Dickinson Dees LLP
Maternity, paternity and adoption rights:
- Maternity and paternity leave policy guide Guy Guinan provides advice on drawing up a maternity and paternity leave policy.
- Paternity leave Q&A (Employers’ Law) How will new paternity rights give more flexibility to couples? Sabahhit Ali looks at what the proposals will mean for employed fathers.
- Legal Q&A: Paternity leave (Personnel Today) Spending more time with the family won’t just be reserved for Father’s Day following the recent publication of a consultation on proposals to extend paternity leave…
- Mothers leaving the workforce: Employers are failing to manage women’s family ambitions High-earning, high-flying women workers are leaving the workforce in droves because employers aren’t managing their family ambitions.

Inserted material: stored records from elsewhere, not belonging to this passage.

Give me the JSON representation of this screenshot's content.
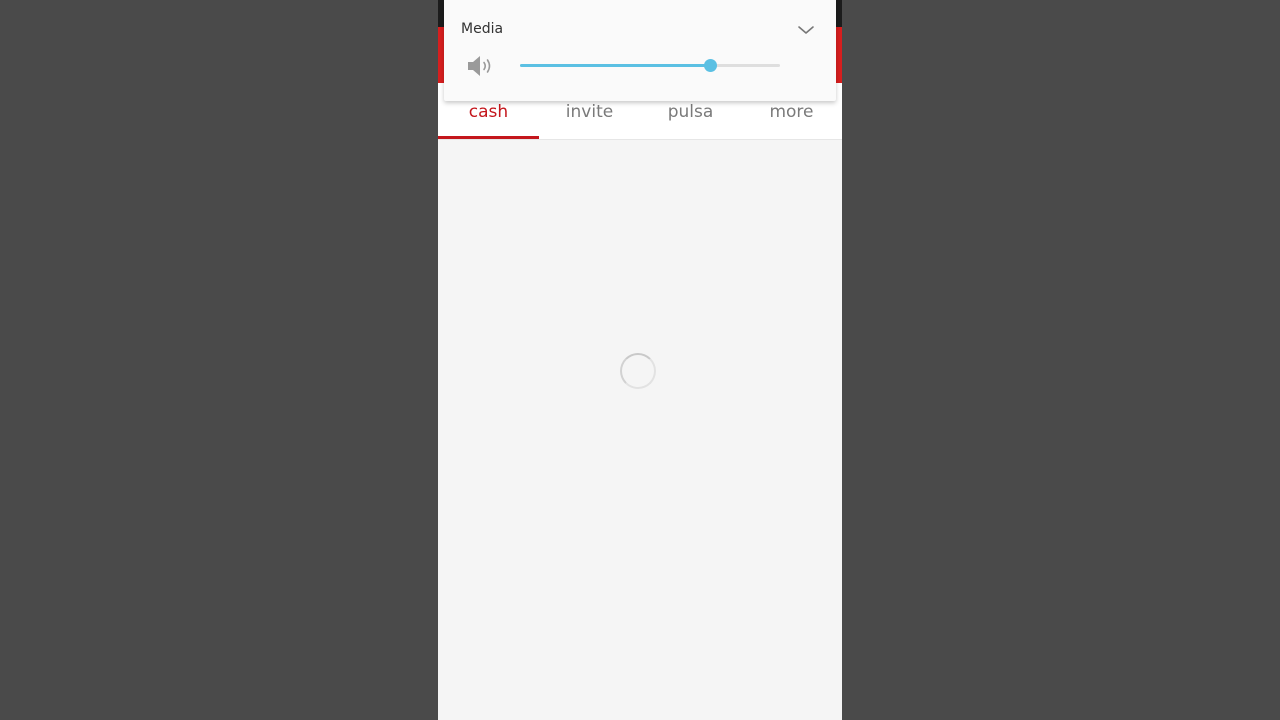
{
  "volume_panel": {
    "title": "Media",
    "level": 0.73,
    "speaker_icon": "speaker-icon",
    "collapse_icon": "chevron-down-icon",
    "accent_color": "#5bc0e3"
  },
  "tabs": [
    {
      "label": "cash",
      "active": true
    },
    {
      "label": "invite",
      "active": false
    },
    {
      "label": "pulsa",
      "active": false
    },
    {
      "label": "more",
      "active": false
    }
  ],
  "colors": {
    "brand": "#d71e1e",
    "active_tab": "#c4161c",
    "background": "#4a4a4a"
  },
  "loading": true
}
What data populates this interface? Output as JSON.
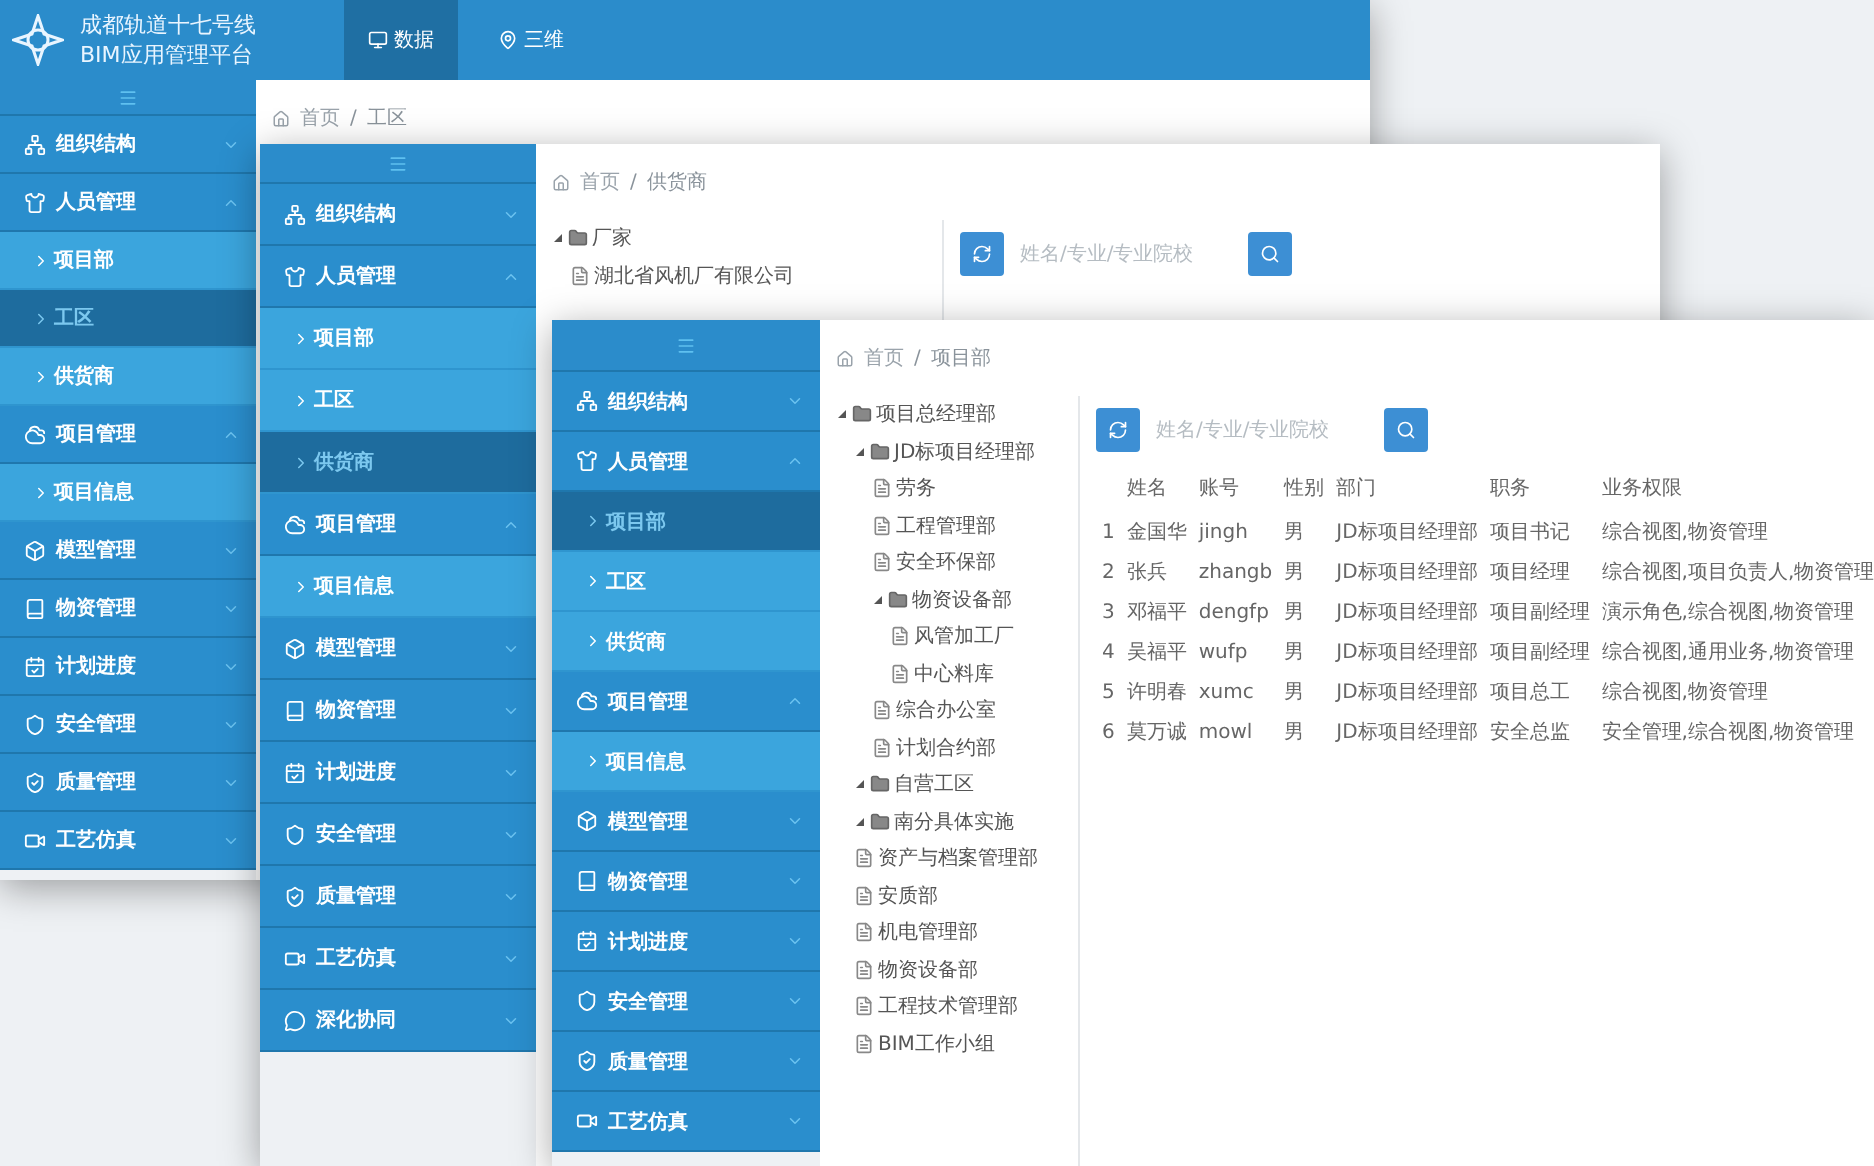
{
  "windows": [
    {
      "header": {
        "title": "成都轨道十七号线",
        "subtitle": "BIM应用管理平台",
        "tabs": [
          {
            "label": "数据",
            "selected": true
          },
          {
            "label": "三维",
            "selected": false
          }
        ]
      },
      "sidebar": {
        "groups": [
          {
            "label": "组织结构",
            "expanded": false
          },
          {
            "label": "人员管理",
            "expanded": true,
            "children": [
              {
                "label": "项目部",
                "selected": false
              },
              {
                "label": "工区",
                "selected": true
              },
              {
                "label": "供货商",
                "selected": false
              }
            ]
          },
          {
            "label": "项目管理",
            "expanded": true,
            "children": [
              {
                "label": "项目信息",
                "selected": false
              }
            ]
          },
          {
            "label": "模型管理",
            "expanded": false
          },
          {
            "label": "物资管理",
            "expanded": false
          },
          {
            "label": "计划进度",
            "expanded": false
          },
          {
            "label": "安全管理",
            "expanded": false
          },
          {
            "label": "质量管理",
            "expanded": false
          },
          {
            "label": "工艺仿真",
            "expanded": false
          }
        ]
      },
      "breadcrumb": {
        "home": "首页",
        "separator": "/",
        "current": "工区"
      }
    },
    {
      "sidebar": {
        "groups": [
          {
            "label": "组织结构",
            "expanded": false
          },
          {
            "label": "人员管理",
            "expanded": true,
            "children": [
              {
                "label": "项目部",
                "selected": false
              },
              {
                "label": "工区",
                "selected": false
              },
              {
                "label": "供货商",
                "selected": true
              }
            ]
          },
          {
            "label": "项目管理",
            "expanded": true,
            "children": [
              {
                "label": "项目信息",
                "selected": false
              }
            ]
          },
          {
            "label": "模型管理",
            "expanded": false
          },
          {
            "label": "物资管理",
            "expanded": false
          },
          {
            "label": "计划进度",
            "expanded": false
          },
          {
            "label": "安全管理",
            "expanded": false
          },
          {
            "label": "质量管理",
            "expanded": false
          },
          {
            "label": "工艺仿真",
            "expanded": false
          },
          {
            "label": "深化协同",
            "expanded": false
          }
        ]
      },
      "breadcrumb": {
        "home": "首页",
        "separator": "/",
        "current": "供货商"
      },
      "tree": [
        {
          "label": "厂家",
          "kind": "folder",
          "expanded": true,
          "children": [
            {
              "label": "湖北省风机厂有限公司",
              "kind": "file"
            }
          ]
        }
      ],
      "search": {
        "placeholder": "姓名/专业/专业院校"
      }
    },
    {
      "sidebar": {
        "groups": [
          {
            "label": "组织结构",
            "expanded": false
          },
          {
            "label": "人员管理",
            "expanded": true,
            "children": [
              {
                "label": "项目部",
                "selected": true
              },
              {
                "label": "工区",
                "selected": false
              },
              {
                "label": "供货商",
                "selected": false
              }
            ]
          },
          {
            "label": "项目管理",
            "expanded": true,
            "children": [
              {
                "label": "项目信息",
                "selected": false
              }
            ]
          },
          {
            "label": "模型管理",
            "expanded": false
          },
          {
            "label": "物资管理",
            "expanded": false
          },
          {
            "label": "计划进度",
            "expanded": false
          },
          {
            "label": "安全管理",
            "expanded": false
          },
          {
            "label": "质量管理",
            "expanded": false
          },
          {
            "label": "工艺仿真",
            "expanded": false
          }
        ]
      },
      "breadcrumb": {
        "home": "首页",
        "separator": "/",
        "current": "项目部"
      },
      "tree": [
        {
          "label": "项目总经理部",
          "kind": "folder",
          "expanded": true,
          "children": [
            {
              "label": "JD标项目经理部",
              "kind": "folder",
              "expanded": true,
              "children": [
                {
                  "label": "劳务",
                  "kind": "file"
                },
                {
                  "label": "工程管理部",
                  "kind": "file"
                },
                {
                  "label": "安全环保部",
                  "kind": "file"
                },
                {
                  "label": "物资设备部",
                  "kind": "folder",
                  "expanded": true,
                  "children": [
                    {
                      "label": "风管加工厂",
                      "kind": "file"
                    },
                    {
                      "label": "中心料库",
                      "kind": "file"
                    }
                  ]
                },
                {
                  "label": "综合办公室",
                  "kind": "file"
                },
                {
                  "label": "计划合约部",
                  "kind": "file"
                }
              ]
            },
            {
              "label": "自营工区",
              "kind": "folder",
              "expanded": true
            },
            {
              "label": "南分具体实施",
              "kind": "folder",
              "expanded": true
            },
            {
              "label": "资产与档案管理部",
              "kind": "file"
            },
            {
              "label": "安质部",
              "kind": "file"
            },
            {
              "label": "机电管理部",
              "kind": "file"
            },
            {
              "label": "物资设备部",
              "kind": "file"
            },
            {
              "label": "工程技术管理部",
              "kind": "file"
            },
            {
              "label": "BIM工作小组",
              "kind": "file"
            }
          ]
        }
      ],
      "search": {
        "placeholder": "姓名/专业/专业院校"
      },
      "table": {
        "columns": [
          "姓名",
          "账号",
          "性别",
          "部门",
          "职务",
          "业务权限"
        ],
        "rows": [
          {
            "index": "1",
            "cells": [
              "金国华",
              "jingh",
              "男",
              "JD标项目经理部",
              "项目书记",
              "综合视图,物资管理"
            ]
          },
          {
            "index": "2",
            "cells": [
              "张兵",
              "zhangb",
              "男",
              "JD标项目经理部",
              "项目经理",
              "综合视图,项目负责人,物资管理"
            ]
          },
          {
            "index": "3",
            "cells": [
              "邓福平",
              "dengfp",
              "男",
              "JD标项目经理部",
              "项目副经理",
              "演示角色,综合视图,物资管理"
            ]
          },
          {
            "index": "4",
            "cells": [
              "吴福平",
              "wufp",
              "男",
              "JD标项目经理部",
              "项目副经理",
              "综合视图,通用业务,物资管理"
            ]
          },
          {
            "index": "5",
            "cells": [
              "许明春",
              "xumc",
              "男",
              "JD标项目经理部",
              "项目总工",
              "综合视图,物资管理"
            ]
          },
          {
            "index": "6",
            "cells": [
              "莫万诚",
              "mowl",
              "男",
              "JD标项目经理部",
              "安全总监",
              "安全管理,综合视图,物资管理"
            ]
          }
        ]
      }
    }
  ]
}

Virginia Matthews reports.
Browse paternity-related discussions in our Networking forum
Maternity, paternity and adoption rights:
Department for Business Enterprise and Regulatory Reform (formerly the DTI)
- Pregnancy at work: Maternity leave and pay
- Paternity leave and pay
- Additional paternity leave and pay
- Adoption leave and pay
- Parental leave
- Pregnancy and work: guide for employers (368KB)
- Pregnancy and work: guide for employees (474KB)
- Fathers-to-be and antenatal appointments – a good practice guide (274KB)
- Parental leave – plans to enhance parental leave – Parliamentary announcements (18KB)
- Work and families, choice and flexibility: additional paternity leave and pay (155KB)
- Work and Families: Choice and flexibility – Additional paternity leave and pay – Government response to consultation – Nov 2006 (151KB)
Advisory, Conciliation and Arbitration Service (Acas)
Chartered Institute of Personnel and Development (CIPD)
Equal Opportunities Commission (EOC)
- Checklist for managing pregnant women and new mothers
- Checklist for managing adopting parents
- Checklist for managing fathers-to-be and new fathers
- Checklist for managing same-sex partners
- Parental leave calendar: this section explains what an employer should do over the key stages during pregnancy, maternity and returning to work
- Glossary of terms relating to maternity, paternity and adoption leave
Parental leave on Wikipedia
- Read how parental leave rights differs across the world. Did you know that in Bulgaria, a mother can command 45 days 100% paid sick leave, two years paid leave and one year unpaid leave?
Map: Parenthood policies across Europe
- The BBC News website looks at how governments around Europe are tackling low-birth rates with policies designed to make balancing work and parenthood easier. Click on the map to read about each country.
Employment legislation relating to maternity, paternity and adoption
- Employment Rights Act 1996
- Employment Act 2002
- Paternity and Adoption Leave Regulations 2002
- Statutory Adoption Pay and Statutory Paternity Pay (General) Regulations 2002
- Social Security Contributions and Benefits Act 1992 (Application of Parts 12ZA and 12ZB to Adoptions from Overseas) Regulations 2003
- Employment Rights Act 1996 (Application of Section 80B to Adoptions from Overseas) Regulations 2003
- The Paternity and Adoption Leave (Adoption from Overseas) Regulations 2003
- Maternity and Parental Leave etc. and the Paternity and Adoption Leave (Amendment) Regulations 2006
- Statutory Maternity Pay, Social Security (Maternity Allowance) and Social Security (Overlapping Benefits) (Amendment) Regulations 2006
- Statutory Paternity Pay and Statutory Adoption Pay (General) and the Statutory Paternity Pay and Statutory Adoption Pay (Weekly Rates) (Amendment) Regulations 2006